Farmers Guradian
Topics
How to spot BSE and what farmers can do to prevent it

How to spot BSE and what farmers can do to prevent it

DataHub

DataHub

Dairy Farmer Magazine

Dairy Farmer Magazine

Auction Finder

Auction Finder

CropTec

CropTec

LAMMA 2019

LAMMA 2019

You are viewing your 1 free article

Register now to receive 2 free articles every 7 days or subscribe for unlimited access.

Subscribe | Register

Cumbria college invests in future of hill farming

A CUMBRIAN-based college has launched a new £430,000 sheep husbandry centre, cementing its place as a knowledge transfer hub for sheep farmers across the UK.


Alex   Robinson

TwitterFacebook
Alex   Robinson
TwitterFacebook
Matt Bagley.
Matt Bagley.
Share This

Cumbria college invests in future of hill farming #sheep365

The state-of-the-art innovation at Newton Rigg College, Penrith, is heralded by the college’s head of agriculture, Matt Bagley, as of national significance, and is a place where hill farming can move with forward with the times, while maintaining the traditional values associated with the skill.

 

The multi-functional centre at Low Beckside Farm measures 36m by 25m by 2.95m and allows trainee shepherds to adjust the removable penning when needed.

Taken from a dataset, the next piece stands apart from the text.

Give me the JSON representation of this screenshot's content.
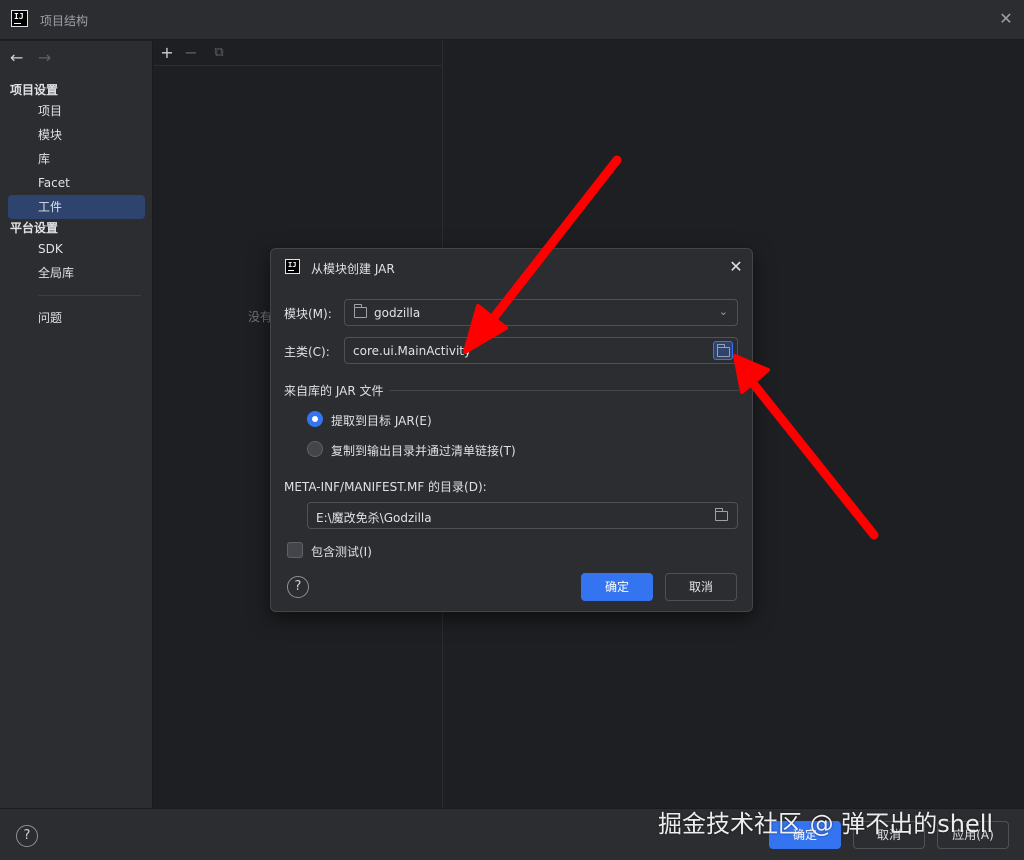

Technological investments have also been made with the aim of facilitating stocking and management regimes.

 

New scanning systems, which enable individual animal data to be recorded, have been installed to speed up farmer decision-making.

 

Only the second of its kind in the UK, a battery powered Combi Clamp has been specially designed for the college.

 

Mr Bagley says: “This kind of kit is a revelation for a shepherd. It enables us to store data on a central hub and also allows us to complete tasks, such as drenching or shearing, on one machine. It reduces the stress of the sheep and handler and generally makes the job easier.”

 

Commenting on the importance of the build for the sector at large, Mr Bagley says: “This is the only college in the UK which has such a centre. It has been specifically designed to uphold the highest of welfare for both stock and staff. Our ultimate aim is to facilitate the next generation of hill farmers, with enthusiasm and efficiency at the fore of our work.

 

“The sheep holding shed has everything a shepherd could possibly need in once place, and can be redesigned when needed for a particular job. Prior to the build, lambing took place in many different places, and it was hard to keep track. This season was the first time we used the new facility and there was a noticeable improvement in the health status of the flock.

 

“Local people have been involved in the construction. We have worked closely with local advisory groups and the success of the facilities would not have been possible without the team work of the local community.”

 

Newton Rigg was taken over by Askham Bryan College in 2011 and since then has seen a huge increase in the number of students studying agriculture, from less than 20 six years ago, to today’s figure of 300


Read More

Farmer concerned over livestock drinking borehole water after reported sickness Farmer concerned over livestock drinking borehole water after reported sickness

pic3
pic2

Low Beckside Farm

Low Beckside farm is situated in Mungrisdale, Cumbia, and is made up of 65 hectares (160 acres) of lowland and 1,800ha (4,448 acres) of hillside.

 

The farm currently keeps a closed, self-replacing flock of 350 pure-bred Swaledale ewes which are kept on the upland. They also maintain a similarly sized flock of draft ewes, which are crossed with Bluefaced Leicesters and Abatexes to produce Mule variations, with 14 rams are also kept onsite.

 

Matt Bagley says: “The breeds have been carefully selected for their efficiency and ability to cope with the hard Cumbrian winters.”

TwitterFacebook
Post a Comment
To see comments and join in the conversation please log in.

Most Recent

Facebook
Twitter
RSS
Facebook
Twitter
RSS